New research from Cornell University aims to ease the process of chemical recycling — an emerging industry that could turn waste products back into natural resources by physically breaking plastic down into the smaller molecules it was originally produced from. In a new paper, “Consequential Life Cycle Assessment and Optimization of High-Density Polyethylene Plastic Waste Chemical Recycling,” published in the Sept. 13 issue of the journal ACS Sustainable Chemistry & Engineering, Fengqi You, the Roxanne E. and Michael J. Zak Professor in Energy Systems Engineering and doctoral student Xiang Zhao detail a framework incorporating several mathematical models and methodologies that factor everything from chemical recycling equipment, processes and energy sources, to environmental effects and the market for end products.
The framework is the first comprehensive analysis of its kind that quantifies the life-cycle environmental impacts of plastic waste chemical recycling, such as climate change and human toxicity. Billions of tons of plastic have been produced since the 1950s, yet most of it — 91%, according to one often cited study — has not been recycled. While growing landfills and contaminated natural areas are among the concerns, the failure to reduce and reuse plastic is also seen by some as a missed economic opportunity.

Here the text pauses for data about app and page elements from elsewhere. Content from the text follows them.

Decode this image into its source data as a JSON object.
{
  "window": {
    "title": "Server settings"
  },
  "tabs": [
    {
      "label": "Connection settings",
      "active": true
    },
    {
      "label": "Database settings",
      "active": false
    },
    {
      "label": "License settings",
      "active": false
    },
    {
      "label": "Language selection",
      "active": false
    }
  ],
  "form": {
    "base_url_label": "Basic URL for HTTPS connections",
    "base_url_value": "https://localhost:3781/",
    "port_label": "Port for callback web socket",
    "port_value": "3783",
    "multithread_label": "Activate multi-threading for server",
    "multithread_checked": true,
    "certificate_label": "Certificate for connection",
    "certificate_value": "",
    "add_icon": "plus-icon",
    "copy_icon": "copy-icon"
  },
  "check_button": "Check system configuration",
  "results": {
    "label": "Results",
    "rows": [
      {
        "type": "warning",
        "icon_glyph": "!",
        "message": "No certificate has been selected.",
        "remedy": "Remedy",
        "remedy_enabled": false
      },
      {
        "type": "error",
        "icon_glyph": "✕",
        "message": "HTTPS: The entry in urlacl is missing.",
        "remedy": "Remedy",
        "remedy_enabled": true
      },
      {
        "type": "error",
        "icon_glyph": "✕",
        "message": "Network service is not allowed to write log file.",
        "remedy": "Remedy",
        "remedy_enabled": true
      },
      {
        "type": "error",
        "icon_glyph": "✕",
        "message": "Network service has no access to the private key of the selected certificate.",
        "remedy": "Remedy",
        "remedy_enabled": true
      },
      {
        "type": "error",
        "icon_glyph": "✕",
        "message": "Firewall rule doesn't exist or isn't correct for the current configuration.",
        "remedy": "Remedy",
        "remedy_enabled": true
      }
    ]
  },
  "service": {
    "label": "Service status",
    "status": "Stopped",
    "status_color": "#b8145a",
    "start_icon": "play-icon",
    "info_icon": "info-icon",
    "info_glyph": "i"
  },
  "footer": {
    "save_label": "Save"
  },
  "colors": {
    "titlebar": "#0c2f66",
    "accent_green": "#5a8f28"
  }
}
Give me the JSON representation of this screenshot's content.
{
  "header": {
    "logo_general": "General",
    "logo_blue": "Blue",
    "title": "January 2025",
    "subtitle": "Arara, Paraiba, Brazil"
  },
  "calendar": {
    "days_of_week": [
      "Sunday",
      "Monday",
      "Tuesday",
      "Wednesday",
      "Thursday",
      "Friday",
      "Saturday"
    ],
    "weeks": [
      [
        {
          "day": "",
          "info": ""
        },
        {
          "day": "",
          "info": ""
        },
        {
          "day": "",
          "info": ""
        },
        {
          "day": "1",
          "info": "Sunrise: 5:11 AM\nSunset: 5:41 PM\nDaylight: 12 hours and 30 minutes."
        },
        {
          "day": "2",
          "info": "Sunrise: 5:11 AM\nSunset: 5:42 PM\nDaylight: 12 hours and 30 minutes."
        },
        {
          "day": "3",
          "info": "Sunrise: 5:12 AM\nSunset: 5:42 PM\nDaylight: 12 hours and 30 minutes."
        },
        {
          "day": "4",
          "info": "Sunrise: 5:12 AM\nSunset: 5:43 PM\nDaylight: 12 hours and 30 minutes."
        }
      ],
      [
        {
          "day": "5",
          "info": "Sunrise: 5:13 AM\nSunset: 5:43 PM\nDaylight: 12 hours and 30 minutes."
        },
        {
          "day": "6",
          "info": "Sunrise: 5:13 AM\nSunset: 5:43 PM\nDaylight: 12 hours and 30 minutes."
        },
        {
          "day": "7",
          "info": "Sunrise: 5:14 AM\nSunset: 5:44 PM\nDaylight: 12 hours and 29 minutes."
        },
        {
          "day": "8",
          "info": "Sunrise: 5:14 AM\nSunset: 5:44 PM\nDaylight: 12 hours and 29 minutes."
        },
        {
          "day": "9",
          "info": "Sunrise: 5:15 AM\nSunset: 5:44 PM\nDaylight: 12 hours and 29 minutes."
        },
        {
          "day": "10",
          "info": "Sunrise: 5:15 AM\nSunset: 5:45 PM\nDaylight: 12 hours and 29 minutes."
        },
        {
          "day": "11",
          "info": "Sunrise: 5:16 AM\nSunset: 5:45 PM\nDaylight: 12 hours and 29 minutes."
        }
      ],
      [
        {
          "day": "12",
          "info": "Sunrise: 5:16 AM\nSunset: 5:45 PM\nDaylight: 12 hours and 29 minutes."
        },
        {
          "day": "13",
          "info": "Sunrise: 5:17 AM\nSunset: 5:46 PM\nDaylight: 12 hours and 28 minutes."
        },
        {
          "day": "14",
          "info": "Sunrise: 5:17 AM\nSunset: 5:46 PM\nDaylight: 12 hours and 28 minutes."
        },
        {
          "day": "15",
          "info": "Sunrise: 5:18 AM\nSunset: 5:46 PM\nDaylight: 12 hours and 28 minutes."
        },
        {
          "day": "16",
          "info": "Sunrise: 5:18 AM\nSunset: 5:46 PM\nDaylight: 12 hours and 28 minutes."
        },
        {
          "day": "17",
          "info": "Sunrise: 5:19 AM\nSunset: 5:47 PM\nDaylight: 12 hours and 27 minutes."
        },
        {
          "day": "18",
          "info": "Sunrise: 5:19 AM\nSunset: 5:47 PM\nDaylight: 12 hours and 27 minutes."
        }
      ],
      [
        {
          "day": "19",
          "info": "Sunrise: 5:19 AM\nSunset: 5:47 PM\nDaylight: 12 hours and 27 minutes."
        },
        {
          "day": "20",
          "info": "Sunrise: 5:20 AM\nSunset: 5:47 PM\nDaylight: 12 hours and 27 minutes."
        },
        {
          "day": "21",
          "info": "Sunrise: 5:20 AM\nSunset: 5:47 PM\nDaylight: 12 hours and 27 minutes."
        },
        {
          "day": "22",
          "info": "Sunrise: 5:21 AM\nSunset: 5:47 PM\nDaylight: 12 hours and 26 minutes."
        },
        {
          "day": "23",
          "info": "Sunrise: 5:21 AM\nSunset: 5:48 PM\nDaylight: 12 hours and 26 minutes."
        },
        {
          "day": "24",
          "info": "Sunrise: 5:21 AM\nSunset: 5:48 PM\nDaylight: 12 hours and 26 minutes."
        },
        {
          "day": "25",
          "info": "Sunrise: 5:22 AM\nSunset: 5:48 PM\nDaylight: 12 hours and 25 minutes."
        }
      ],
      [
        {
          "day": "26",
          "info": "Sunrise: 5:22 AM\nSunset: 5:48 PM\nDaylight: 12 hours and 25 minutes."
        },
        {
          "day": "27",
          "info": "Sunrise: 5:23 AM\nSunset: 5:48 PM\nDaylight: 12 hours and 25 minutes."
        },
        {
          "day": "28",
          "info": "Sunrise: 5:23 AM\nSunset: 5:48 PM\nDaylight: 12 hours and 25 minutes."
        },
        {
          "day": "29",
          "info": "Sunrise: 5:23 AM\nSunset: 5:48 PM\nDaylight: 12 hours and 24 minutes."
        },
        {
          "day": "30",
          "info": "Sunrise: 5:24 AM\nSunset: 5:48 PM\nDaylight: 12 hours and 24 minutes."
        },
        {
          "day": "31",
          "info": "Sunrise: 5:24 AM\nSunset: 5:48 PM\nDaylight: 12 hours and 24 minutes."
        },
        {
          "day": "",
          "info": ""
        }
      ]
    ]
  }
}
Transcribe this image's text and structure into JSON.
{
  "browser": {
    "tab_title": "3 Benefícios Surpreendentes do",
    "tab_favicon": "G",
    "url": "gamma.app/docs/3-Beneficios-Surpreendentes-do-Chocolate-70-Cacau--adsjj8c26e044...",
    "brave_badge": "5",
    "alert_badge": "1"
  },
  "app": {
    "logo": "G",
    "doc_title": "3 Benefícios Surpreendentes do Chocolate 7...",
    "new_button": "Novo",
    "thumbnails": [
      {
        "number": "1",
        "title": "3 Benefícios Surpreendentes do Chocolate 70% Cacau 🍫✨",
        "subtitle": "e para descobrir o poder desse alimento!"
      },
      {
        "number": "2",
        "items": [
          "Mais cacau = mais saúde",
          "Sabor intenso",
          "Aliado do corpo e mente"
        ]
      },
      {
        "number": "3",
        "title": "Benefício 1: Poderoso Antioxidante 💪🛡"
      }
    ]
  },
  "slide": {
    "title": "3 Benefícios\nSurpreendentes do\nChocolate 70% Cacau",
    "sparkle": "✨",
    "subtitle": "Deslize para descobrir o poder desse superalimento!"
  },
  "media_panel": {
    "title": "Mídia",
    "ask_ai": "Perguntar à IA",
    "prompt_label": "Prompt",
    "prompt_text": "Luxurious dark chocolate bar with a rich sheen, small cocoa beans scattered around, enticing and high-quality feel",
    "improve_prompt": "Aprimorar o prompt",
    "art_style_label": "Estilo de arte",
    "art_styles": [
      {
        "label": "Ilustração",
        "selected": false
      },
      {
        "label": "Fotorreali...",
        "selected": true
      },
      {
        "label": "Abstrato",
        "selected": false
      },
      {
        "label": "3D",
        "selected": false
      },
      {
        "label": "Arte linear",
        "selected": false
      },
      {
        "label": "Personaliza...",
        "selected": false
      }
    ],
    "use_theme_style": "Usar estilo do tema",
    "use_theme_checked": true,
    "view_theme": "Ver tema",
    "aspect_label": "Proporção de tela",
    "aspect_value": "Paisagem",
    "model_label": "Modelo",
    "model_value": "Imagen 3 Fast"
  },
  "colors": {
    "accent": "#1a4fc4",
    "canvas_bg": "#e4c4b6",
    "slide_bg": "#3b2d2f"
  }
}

That’s why the emerging industry of chemical recycling is capturing the attention of the waste industry and researchers like You, who is helping to identify optimal technologies for chemical recycling and providing a roadmap for the future of the industry. Not only does chemical recycling create a ‘circular economy,’ in which a waste product can be turned back into a natural resource, but it opens the door for plastics such as high-density polyethylene — used to produce items such as rigid bottles, toys, underground pipes, and mail package envelopes — to be recycled more commonly.